Now Germany has been granted a third consecutive delay by the Lithuanian presidency of the EU. Germany reportedly said that it would be ready to vote “when we have reliable signs that there is enough support for our proposal”. This blatant abuse of EU democratic processes is intended to give a competitive advantage to BMW and Daimler, who already receive much higher targets than mainstream carmakers, are making record profits, and pride themselves on engineering excellence.
Commenting on the decision, Greg Archer, clean vehicles manager of Transport & Environment, said: “It’s totally inexcusable and undemocratic that Germany has been able to delay the vote as many times as needed to garner enough support to block the deal. The Council must make a decision and soon. Either it ratifies the deal that has been welcomed by drivers, auto suppliers and the vast majority of EU countries, or it scuppers the plan and reopens negotiations with the Parliament. If a new deal has to be struck, the Parliament should insist on its 2025 target of 68g of carbon dioxide per kilometre.”
Germany has exerted massive pressure on other European countries particularly those with significant German-owned car-manufacturing facilities to support its position. The tactics have achieved some success today with Germany’s allies  securing sufficient support to potentially undo the agreed deal. The decision has now been passed to European environment ministers that meet on 14 October. They will discuss Europe’s position on the 2015 UN Conference on Climate Change and will debate the delayed deal. They will also approve the deal on vans that was ratified today.
“In a month’s time the EU will go to the UN climate negotiations and will undoubtedly call upon their global partners again to show ambition and tackle climate change.

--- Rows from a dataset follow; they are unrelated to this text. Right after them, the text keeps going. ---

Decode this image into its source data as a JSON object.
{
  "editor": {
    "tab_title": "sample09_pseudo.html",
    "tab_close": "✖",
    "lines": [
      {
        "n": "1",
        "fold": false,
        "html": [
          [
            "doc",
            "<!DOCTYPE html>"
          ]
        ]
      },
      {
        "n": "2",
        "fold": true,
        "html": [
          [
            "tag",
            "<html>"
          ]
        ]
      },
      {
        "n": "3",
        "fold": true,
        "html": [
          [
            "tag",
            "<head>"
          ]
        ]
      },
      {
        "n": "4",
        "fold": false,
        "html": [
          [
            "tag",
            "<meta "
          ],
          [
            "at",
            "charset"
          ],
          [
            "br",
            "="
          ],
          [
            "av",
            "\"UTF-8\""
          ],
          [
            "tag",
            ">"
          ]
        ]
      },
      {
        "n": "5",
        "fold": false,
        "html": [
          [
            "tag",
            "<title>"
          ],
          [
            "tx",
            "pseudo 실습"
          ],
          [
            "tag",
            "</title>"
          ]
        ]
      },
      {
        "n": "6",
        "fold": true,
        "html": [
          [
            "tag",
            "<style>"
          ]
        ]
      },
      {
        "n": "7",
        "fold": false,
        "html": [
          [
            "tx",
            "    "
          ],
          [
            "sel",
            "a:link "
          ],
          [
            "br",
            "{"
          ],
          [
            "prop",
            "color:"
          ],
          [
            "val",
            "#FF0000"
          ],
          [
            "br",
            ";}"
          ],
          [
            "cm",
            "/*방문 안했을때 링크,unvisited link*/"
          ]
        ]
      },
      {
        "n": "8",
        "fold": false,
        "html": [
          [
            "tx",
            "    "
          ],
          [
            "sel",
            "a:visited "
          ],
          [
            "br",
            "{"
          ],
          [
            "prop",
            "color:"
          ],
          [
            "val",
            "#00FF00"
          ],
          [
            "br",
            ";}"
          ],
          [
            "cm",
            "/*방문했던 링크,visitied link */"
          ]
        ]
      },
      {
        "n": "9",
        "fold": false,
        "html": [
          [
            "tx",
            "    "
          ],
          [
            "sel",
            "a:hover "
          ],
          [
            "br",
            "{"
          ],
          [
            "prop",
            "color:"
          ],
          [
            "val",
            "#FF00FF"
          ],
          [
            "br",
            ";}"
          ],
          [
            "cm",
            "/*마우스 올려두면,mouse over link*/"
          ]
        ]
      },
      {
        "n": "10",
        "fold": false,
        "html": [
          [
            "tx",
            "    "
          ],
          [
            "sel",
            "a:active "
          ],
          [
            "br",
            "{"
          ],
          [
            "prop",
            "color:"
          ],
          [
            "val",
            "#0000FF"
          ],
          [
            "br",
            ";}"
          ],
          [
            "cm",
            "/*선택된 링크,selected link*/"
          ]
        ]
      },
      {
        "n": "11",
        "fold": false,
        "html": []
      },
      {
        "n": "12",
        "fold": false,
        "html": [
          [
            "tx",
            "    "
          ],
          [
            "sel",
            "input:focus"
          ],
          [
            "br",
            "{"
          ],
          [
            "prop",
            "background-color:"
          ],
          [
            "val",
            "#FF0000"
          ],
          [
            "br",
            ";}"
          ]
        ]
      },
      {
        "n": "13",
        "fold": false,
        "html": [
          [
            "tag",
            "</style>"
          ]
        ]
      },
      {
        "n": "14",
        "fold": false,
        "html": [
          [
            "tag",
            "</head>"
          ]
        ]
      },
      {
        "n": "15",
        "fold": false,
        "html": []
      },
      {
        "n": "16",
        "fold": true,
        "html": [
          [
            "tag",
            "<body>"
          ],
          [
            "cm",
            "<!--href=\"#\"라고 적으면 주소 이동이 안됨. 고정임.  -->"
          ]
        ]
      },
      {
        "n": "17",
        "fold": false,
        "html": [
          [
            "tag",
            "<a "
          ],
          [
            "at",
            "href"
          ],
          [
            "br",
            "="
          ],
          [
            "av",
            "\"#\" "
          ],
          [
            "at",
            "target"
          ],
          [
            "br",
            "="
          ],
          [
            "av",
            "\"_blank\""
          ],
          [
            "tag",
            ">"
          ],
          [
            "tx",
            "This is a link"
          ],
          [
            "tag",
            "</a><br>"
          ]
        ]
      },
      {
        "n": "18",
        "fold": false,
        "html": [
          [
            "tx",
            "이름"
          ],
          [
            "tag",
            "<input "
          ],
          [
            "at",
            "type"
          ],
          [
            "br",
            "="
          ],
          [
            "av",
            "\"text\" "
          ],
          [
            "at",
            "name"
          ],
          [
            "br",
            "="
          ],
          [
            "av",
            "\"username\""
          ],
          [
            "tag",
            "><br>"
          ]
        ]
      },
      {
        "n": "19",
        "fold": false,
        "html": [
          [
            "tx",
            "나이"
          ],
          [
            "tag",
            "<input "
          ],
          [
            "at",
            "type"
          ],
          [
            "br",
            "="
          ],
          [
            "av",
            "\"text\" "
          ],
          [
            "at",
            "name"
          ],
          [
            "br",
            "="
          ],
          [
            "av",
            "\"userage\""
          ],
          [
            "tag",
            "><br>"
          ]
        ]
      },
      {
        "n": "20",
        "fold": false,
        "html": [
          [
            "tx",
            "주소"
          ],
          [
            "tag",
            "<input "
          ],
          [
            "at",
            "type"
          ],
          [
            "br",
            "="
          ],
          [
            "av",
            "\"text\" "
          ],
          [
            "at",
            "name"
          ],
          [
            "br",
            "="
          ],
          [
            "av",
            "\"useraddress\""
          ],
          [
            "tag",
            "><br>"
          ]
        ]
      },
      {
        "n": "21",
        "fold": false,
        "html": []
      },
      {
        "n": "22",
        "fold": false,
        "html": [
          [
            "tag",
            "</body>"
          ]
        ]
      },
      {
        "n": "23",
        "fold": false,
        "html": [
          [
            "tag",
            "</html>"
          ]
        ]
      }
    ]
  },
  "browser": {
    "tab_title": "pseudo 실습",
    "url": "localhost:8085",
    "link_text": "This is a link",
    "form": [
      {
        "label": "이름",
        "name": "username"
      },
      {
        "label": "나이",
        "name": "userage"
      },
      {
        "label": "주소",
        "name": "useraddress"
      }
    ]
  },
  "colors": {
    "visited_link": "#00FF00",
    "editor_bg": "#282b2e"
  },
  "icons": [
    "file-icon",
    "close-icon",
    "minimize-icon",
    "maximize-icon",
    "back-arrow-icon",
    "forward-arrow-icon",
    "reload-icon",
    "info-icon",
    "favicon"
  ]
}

The rest of the world is watching Europe and what it is doing on car CO2 emissions. Reducing the ambition of the car CO2 standards to American levels would deal a fatal blow to the credibility of the EU,” Greg Archer added.
According to the latest annual report by T&E, four car manufacturers have already achieved the 130g CO2/km limit for 2015 and most of them are well on track to meet the 95g target for 2020.